The United States is a nation of dog lovers. According to the American Humane Society, 62 percent of all families in the United States own at least one pet. While cats, birds, and fish are popular choices, the most common household pet is the dog. About 47 percent of all homes have at least one dog.
Californians enjoy walking their dogs through parks and on the sidewalks, as well as playing with them in their homes and yards. From giant Mastiffs to tiny Chihuahuas, dog owners all have their favorites and defend their breed’s superiority among all others, sometimes vocally!
Dogs have been called “man’s best friend.” There is no doubt that the vast majority of dogs are gentle, loving, and loyal pets who bring a great deal of joy into our lives. However, like any other animal, dogs sometimes have a limited understanding of the things they see and hear around them, and when they feel threatened they may turn aggressive. These defensive instincts may kick in for reasons that are not completely understood. What is clear is that any dog, no matter how gentle, has the capability of biting a human being if the impetus is right. The fact that many dogs go to their graves without ever biting a human being in no way lessens the impact of the fact that all dogs are capable of inflicting damage on people.
Sacramento Dog Owner’s Duty Under California Law
Unlike some states, California does not offer a “one bite” exemption from liability for dog owners. Some states assume that if a dog has never bitten before, the first bite is unexpected and the owner should not be held liable. This means that, in those states, even if you are bitten and severely injured or killed by a dog, the owner would not be held liable.

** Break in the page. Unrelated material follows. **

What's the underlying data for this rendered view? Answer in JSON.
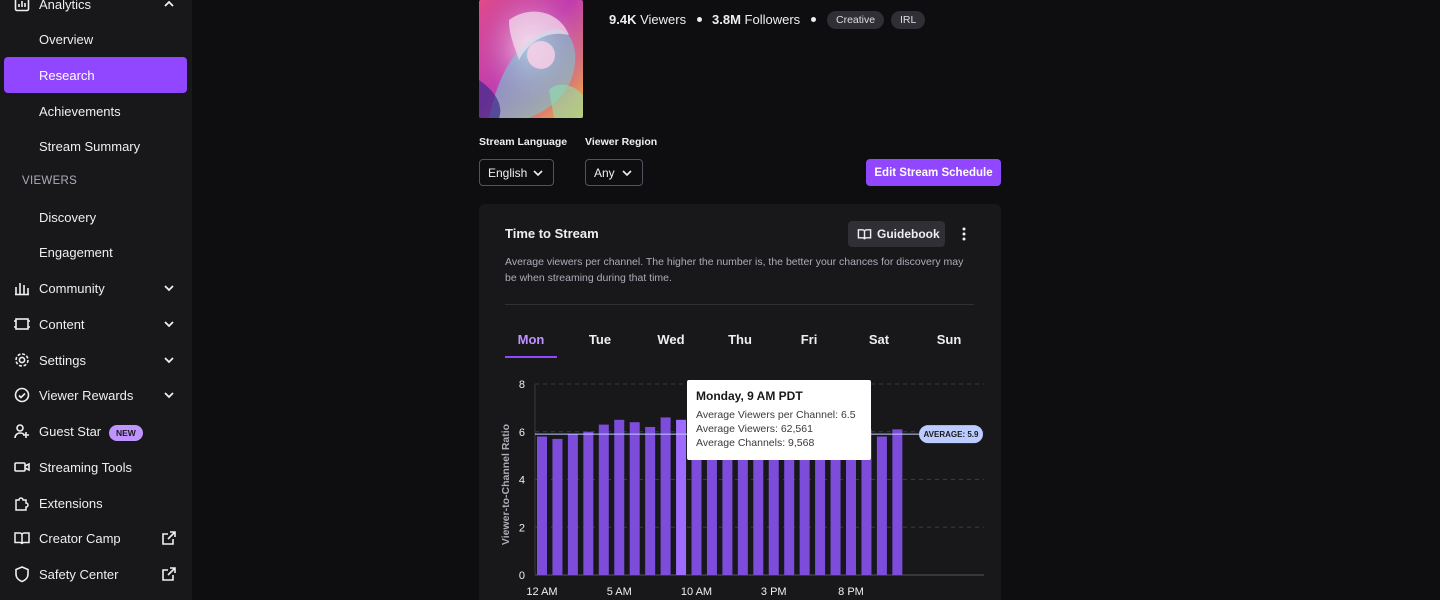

California takes the opposite approach. In Sacramento, dog owners are responsible for their pets from the moment they take ownership of the animal. Any bad behavior on the part of the dog is grounds for liability and may cause the owner to be sued. This is known as a “strict liability” interpretation and springs from California Civil Code § 3342, which states that an owner is to be held responsible for any damage caused by a dog on his or her own property or in public, unless the victim enters the property illegally. This means that a burglar who is bitten by a dog may not have the right to sue the homeowner, but a person collecting for charity that comes into the yard and is bitten by a dog may be entitled to damages. Veterinarians, trainers, and others who work with dogs are also exempt from the statute and often may not file suit against a dog’s owner in the event of a dog bite injury.
Under California’s dog bite statute, victims in Sacramento have two years from the date of the incident to file an injury claim. If a victim does not file a claim within this window, he or she relinquishes his or her right to pursue compensation for damages.
It is very important to get in touch with an experienced Sacramento dog bite attorney as soon as you can after a dog bite and pursue all the remedies that may be available to you.